> Action item: When you reproduce the data, keep every word exactly as it stands and leave the pictures out.

*** Opening of Records to use ***

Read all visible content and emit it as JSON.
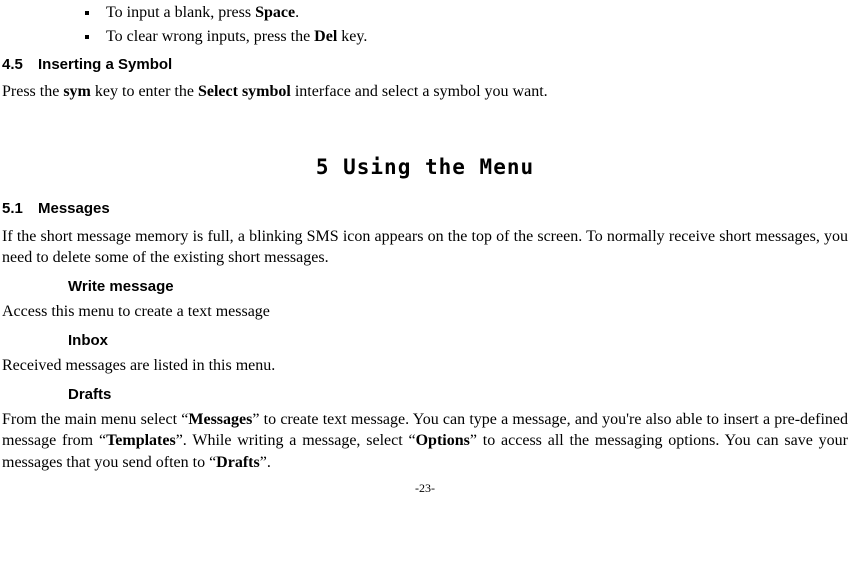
{
  "bullets": [
    {
      "pre": "To input a blank, press ",
      "bold": "Space",
      "post": "."
    },
    {
      "pre": "To clear wrong inputs, press the ",
      "bold": "Del",
      "post": " key."
    }
  ],
  "sec45": {
    "num": "4.5",
    "title": "Inserting a Symbol"
  },
  "p45": {
    "t1": "Press the ",
    "b1": "sym",
    "t2": " key to enter the ",
    "b2": "Select symbol",
    "t3": " interface and select a symbol you want."
  },
  "chapter": "5  Using the Menu",
  "sec51": {
    "num": "5.1",
    "title": "Messages"
  },
  "p51": "If the short message memory is full, a blinking SMS icon appears on the top of the screen. To normally receive short messages, you need to delete some of the existing short messages.",
  "sh_write": "Write message",
  "p_write": "Access this menu to create a text message",
  "sh_inbox": "Inbox",
  "p_inbox": "Received messages are listed in this menu.",
  "sh_drafts": "Drafts",
  "p_drafts": {
    "t1": "From the main menu select “",
    "b1": "Messages",
    "t2": "” to create text message. You can type a message, and you're also able to insert a pre-defined message from “",
    "b2": "Templates",
    "t3": "”. While writing a message, select “",
    "b3": "Options",
    "t4": "” to access all the messaging options. You can save your messages that you send often to “",
    "b4": "Drafts",
    "t5": "”."
  },
  "footer": "-23-"
}
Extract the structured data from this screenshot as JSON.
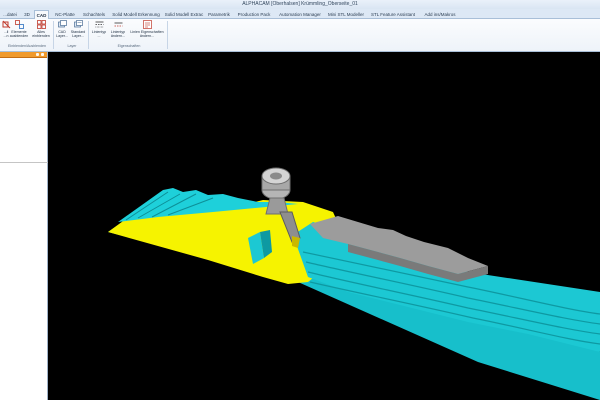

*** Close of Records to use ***

> Response below:
Read all visible content and emit it as JSON.
{
  "bullets": [
    {
      "pre": "To input a blank, press ",
      "bold": "Space",
      "post": "."
    },
    {
      "pre": "To clear wrong inputs, press the ",
      "bold": "Del",
      "post": " key."
    }
  ],
  "sec45": {
    "num": "4.5",
    "title": "Inserting a Symbol"
  },
  "p45": {
    "t1": "Press the ",
    "b1": "sym",
    "t2": " key to enter the ",
    "b2": "Select symbol",
    "t3": " interface and select a symbol you want."
  },
  "chapter": "5  Using the Menu",
  "sec51": {
    "num": "5.1",
    "title": "Messages"
  },
  "p51": "If the short message memory is full, a blinking SMS icon appears on the top of the screen. To normally receive short messages, you need to delete some of the existing short messages.",
  "sh_write": "Write message",
  "p_write": "Access this menu to create a text message",
  "sh_inbox": "Inbox",
  "p_inbox": "Received messages are listed in this menu.",
  "sh_drafts": "Drafts",
  "p_drafts": {
    "t1": "From the main menu select “",
    "b1": "Messages",
    "t2": "” to create text message. You can type a message, and you're also able to insert a pre-defined message from “",
    "b2": "Templates",
    "t3": "”. While writing a message, select “",
    "b3": "Options",
    "t4": "” to access all the messaging options. You can save your messages that you send often to “",
    "b4": "Drafts",
    "t5": "”."
  },
  "footer": "-23-"
}
Extract the structured data from this screenshot as JSON.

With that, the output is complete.